Cancer, heart disease, obesity – these are three of the most common, serious health problems in the United States. Know what they all may have in common? Inflammation. The same joint inflammation that causes arthritis may be associated with other health problems. Your eating habits can play a big role in reducing inflammation and helping those conditions.

Cause of Inflammation

Scientists know that the enzymes cyclooxygenase-1 (COX-1) and cyclooxygenase-2 (COX-2) are major causes of joint inflammation; that’s why you may take medications – such as nonsteroidal anti-inflammatory drugs (NSAIDs), which block COX-1 and COX-2 enzymes, or COX-2 inhibitors – to treat your arthritis. Researchers discovered that COX-2 enzymes become more active and cause more joint inflammation when you take in more omega-6 fatty acids than omega-3 fatty acids.

Omega-3s are the inflammation-fighting fatty acids found in cold water fish such as salmon and tuna. If you don't eat a healthy diet, it is easy to consume far fewer of these than omega-6 fatty acids – which are found in egg yolks and meats; corn, sunflower, safflower, soybean and cottonseed oil; and are prevalent in many snack foods, fried foods, margarines and other spreads. In fact, many of the foods people overindulge in during “snack attacks” are linked to increasing joint inflammation and obesity. 

Diet and Inflammation

One way to help fight inflammation with food is by eating less of the "bad stuff" – processed and/or fried food, for instance – and more of the "good stuff," like veggies, fruits, nuts, tea and even small amounts of dark chocolate. Many plant-based foods contain antioxidants and phytochemicals, both of which may decrease the activity of the COX-2 enzyme, reducing joint inflammation.

Some small studies have looked at the direct impact of specific diets and foods and arthritis.
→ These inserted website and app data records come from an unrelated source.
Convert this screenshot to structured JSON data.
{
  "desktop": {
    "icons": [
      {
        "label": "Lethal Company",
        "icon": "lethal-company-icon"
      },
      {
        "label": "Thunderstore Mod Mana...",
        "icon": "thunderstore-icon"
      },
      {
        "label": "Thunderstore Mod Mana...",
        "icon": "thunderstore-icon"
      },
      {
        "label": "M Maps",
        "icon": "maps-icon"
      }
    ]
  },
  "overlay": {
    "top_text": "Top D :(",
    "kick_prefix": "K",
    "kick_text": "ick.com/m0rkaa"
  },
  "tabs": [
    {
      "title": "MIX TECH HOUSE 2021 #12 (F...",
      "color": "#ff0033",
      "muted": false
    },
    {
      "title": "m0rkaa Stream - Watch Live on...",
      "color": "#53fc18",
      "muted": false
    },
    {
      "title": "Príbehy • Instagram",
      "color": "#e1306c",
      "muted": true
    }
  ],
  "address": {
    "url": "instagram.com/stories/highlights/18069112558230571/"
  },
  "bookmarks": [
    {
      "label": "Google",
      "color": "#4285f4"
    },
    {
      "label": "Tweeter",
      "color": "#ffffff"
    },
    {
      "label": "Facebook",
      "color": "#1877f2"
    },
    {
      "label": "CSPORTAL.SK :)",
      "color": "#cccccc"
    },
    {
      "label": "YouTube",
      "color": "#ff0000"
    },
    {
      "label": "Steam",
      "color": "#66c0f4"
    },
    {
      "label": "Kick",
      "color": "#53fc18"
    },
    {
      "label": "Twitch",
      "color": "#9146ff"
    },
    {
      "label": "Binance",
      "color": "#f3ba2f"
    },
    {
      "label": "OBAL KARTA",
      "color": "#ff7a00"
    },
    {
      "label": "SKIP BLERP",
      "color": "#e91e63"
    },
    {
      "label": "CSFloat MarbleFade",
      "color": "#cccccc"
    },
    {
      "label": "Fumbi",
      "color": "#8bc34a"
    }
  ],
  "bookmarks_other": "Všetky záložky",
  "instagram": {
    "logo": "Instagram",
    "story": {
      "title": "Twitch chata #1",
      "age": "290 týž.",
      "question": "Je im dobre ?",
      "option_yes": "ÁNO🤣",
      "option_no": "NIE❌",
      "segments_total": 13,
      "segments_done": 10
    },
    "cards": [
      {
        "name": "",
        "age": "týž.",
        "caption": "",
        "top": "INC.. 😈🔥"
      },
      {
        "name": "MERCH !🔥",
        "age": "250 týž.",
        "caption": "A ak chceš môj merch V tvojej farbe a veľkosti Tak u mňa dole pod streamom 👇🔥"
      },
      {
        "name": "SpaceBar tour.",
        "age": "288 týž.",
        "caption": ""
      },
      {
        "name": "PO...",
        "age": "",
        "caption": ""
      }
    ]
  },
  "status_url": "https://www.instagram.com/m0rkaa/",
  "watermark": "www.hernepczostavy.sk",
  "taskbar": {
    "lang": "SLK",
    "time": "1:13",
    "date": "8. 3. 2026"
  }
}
According to a 2011 review in Rheumatic Disease Clinics of North America, people with rheumatoid arthritis (RA) who followed a Mediterranean diet – which features lean protein like fish and poultry and is high in plant-based foods such as beans, veggies and olive oil – reported a decrease in joint tenderness and an improvement in their sense of well being. Another small study cited in the review found that in some people with RA, vegan and vegetarian diets brought symptom improvement. 

Alexis Ogdie-Beatty, MD, instructor in medicine in the rheumatology division at the University of Pennsylvania’s Perelman School of Medicine, notes that many people with arthritis who start eating fewer processed, sugary foods – whatever the diet – find that they feel better.